### [Exercise goal]
Extract each line holding the word "skin" from the entries.

[Material for this task]

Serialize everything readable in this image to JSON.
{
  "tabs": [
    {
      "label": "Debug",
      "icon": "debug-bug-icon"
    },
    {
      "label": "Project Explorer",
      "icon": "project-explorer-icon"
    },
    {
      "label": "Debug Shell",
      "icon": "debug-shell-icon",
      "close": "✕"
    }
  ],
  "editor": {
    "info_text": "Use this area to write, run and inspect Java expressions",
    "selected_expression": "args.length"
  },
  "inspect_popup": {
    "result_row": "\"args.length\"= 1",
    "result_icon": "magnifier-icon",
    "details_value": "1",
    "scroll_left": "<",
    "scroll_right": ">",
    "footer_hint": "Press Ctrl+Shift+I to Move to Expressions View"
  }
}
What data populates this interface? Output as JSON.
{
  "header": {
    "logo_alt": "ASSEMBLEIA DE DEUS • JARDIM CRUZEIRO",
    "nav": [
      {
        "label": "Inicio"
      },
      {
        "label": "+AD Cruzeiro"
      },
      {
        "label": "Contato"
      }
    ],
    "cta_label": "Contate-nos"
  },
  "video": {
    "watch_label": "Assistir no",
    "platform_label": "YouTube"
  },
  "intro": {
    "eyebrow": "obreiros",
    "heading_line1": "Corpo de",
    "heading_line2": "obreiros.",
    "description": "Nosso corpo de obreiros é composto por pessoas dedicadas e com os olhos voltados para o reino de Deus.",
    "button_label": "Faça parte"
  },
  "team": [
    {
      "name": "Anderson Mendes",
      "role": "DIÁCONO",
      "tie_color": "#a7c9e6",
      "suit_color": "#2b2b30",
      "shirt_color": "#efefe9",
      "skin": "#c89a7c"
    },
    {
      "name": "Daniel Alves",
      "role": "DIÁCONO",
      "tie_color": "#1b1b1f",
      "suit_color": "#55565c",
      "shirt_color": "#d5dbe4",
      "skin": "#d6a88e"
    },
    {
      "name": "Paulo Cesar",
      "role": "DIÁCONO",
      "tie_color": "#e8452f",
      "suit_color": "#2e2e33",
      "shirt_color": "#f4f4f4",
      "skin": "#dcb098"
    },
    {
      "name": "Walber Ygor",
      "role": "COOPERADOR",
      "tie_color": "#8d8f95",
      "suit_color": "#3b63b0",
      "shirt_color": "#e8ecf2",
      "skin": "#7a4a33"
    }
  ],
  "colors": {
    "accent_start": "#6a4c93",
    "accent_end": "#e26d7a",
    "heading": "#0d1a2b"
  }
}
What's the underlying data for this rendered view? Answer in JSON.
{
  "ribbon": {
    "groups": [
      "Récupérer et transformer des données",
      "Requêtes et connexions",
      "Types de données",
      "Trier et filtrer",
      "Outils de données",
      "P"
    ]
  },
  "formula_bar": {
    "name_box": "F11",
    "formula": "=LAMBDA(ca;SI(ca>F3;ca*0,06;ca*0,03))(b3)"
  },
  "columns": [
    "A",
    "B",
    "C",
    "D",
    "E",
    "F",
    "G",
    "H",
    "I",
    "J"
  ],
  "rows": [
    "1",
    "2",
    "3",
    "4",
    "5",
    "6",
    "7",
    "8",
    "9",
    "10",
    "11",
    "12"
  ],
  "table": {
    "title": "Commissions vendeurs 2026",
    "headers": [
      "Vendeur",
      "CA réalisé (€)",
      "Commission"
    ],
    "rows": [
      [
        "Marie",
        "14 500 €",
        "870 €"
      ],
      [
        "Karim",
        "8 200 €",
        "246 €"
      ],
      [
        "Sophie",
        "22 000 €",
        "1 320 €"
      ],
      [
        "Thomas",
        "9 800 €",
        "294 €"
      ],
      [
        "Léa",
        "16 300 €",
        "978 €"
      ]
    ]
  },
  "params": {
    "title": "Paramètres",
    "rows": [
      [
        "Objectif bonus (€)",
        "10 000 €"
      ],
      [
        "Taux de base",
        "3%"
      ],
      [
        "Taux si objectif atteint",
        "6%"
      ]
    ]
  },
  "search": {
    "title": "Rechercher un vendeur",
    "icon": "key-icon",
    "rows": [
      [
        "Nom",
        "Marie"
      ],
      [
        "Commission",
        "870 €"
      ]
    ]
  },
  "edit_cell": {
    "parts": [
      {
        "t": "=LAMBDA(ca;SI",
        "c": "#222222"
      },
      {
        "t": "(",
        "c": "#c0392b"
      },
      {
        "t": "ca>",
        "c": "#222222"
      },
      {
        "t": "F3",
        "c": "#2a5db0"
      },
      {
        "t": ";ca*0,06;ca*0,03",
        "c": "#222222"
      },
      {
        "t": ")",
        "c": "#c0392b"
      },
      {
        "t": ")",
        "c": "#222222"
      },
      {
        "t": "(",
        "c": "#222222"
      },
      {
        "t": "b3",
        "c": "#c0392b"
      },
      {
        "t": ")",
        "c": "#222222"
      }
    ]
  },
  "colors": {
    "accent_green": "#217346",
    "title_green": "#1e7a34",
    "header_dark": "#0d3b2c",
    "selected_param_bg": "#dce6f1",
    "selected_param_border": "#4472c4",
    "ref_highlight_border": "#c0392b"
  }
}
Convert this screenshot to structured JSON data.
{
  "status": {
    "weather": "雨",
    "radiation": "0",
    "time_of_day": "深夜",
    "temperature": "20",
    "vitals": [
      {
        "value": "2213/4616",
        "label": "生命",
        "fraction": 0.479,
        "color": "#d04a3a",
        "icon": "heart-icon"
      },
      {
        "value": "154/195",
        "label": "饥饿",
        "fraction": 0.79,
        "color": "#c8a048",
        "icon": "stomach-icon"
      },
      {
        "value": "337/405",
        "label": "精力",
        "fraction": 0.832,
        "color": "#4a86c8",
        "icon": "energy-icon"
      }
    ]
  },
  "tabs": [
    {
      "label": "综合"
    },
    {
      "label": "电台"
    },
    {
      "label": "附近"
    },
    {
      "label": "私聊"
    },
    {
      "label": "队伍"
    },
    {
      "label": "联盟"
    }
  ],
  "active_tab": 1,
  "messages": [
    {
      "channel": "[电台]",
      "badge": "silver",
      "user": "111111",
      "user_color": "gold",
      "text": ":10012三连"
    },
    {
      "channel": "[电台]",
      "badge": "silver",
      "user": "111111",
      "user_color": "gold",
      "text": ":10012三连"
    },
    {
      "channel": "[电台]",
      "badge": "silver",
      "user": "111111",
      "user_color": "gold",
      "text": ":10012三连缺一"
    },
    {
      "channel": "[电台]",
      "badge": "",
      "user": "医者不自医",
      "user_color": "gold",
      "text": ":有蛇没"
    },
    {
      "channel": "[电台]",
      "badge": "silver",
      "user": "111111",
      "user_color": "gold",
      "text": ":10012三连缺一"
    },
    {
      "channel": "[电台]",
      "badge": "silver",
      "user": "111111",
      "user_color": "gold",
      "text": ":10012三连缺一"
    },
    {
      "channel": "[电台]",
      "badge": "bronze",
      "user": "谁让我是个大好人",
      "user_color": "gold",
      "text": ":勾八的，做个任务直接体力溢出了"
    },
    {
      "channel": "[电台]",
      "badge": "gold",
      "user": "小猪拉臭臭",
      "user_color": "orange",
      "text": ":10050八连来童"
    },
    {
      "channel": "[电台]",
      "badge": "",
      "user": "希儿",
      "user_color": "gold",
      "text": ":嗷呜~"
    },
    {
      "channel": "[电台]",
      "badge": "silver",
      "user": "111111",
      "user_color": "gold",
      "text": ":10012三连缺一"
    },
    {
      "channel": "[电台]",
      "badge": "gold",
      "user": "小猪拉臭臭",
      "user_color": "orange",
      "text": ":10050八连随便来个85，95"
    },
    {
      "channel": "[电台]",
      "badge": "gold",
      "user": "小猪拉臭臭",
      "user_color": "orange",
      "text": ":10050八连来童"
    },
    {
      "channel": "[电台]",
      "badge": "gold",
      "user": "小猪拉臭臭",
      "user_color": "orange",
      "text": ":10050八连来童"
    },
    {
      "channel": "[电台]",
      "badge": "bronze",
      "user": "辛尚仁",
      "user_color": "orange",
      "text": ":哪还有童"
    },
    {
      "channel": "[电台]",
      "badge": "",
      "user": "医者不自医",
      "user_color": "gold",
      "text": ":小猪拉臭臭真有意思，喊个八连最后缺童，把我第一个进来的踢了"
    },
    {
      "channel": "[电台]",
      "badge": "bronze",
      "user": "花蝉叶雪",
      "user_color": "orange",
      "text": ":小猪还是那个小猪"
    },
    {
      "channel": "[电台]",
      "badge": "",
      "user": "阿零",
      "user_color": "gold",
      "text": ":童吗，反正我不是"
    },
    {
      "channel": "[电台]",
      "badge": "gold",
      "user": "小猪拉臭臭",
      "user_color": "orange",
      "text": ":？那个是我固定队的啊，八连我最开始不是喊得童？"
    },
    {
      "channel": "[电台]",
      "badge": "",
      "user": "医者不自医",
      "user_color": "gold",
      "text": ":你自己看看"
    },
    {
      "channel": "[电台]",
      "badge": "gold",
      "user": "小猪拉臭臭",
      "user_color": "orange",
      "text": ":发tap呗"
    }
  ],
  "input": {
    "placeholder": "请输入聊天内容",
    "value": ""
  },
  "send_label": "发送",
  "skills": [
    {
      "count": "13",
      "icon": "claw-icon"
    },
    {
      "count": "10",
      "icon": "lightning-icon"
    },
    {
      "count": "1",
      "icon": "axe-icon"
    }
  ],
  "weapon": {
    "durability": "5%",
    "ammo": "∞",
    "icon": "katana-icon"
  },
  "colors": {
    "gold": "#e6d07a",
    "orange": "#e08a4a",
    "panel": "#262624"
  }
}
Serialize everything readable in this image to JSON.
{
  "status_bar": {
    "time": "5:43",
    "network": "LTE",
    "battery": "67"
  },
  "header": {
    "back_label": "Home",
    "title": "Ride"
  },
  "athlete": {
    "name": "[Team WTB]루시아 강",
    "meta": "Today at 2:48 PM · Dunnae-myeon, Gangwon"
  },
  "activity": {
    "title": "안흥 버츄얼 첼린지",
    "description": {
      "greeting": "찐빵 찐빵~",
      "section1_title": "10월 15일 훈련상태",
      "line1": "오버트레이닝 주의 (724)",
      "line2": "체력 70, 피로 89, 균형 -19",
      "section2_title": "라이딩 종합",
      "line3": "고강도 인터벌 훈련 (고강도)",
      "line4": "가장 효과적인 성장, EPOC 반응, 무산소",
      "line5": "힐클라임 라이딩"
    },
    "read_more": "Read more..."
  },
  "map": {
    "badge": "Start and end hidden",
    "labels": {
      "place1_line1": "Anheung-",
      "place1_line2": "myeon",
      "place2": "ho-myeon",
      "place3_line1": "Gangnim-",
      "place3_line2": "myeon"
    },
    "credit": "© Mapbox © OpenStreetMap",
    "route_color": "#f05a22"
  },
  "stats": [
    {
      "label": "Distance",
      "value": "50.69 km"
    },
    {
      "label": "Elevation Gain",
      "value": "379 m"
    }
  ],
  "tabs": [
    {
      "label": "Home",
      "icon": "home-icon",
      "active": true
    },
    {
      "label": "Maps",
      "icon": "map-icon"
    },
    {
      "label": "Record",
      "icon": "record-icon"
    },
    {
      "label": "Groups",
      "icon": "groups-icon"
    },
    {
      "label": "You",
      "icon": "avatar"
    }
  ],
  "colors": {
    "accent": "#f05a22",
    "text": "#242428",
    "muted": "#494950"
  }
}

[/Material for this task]

### [Response to the exercise]
      "skin": "#c89a7c"
      "skin": "#d6a88e"
      "skin": "#dcb098"
      "skin": "#7a4a33"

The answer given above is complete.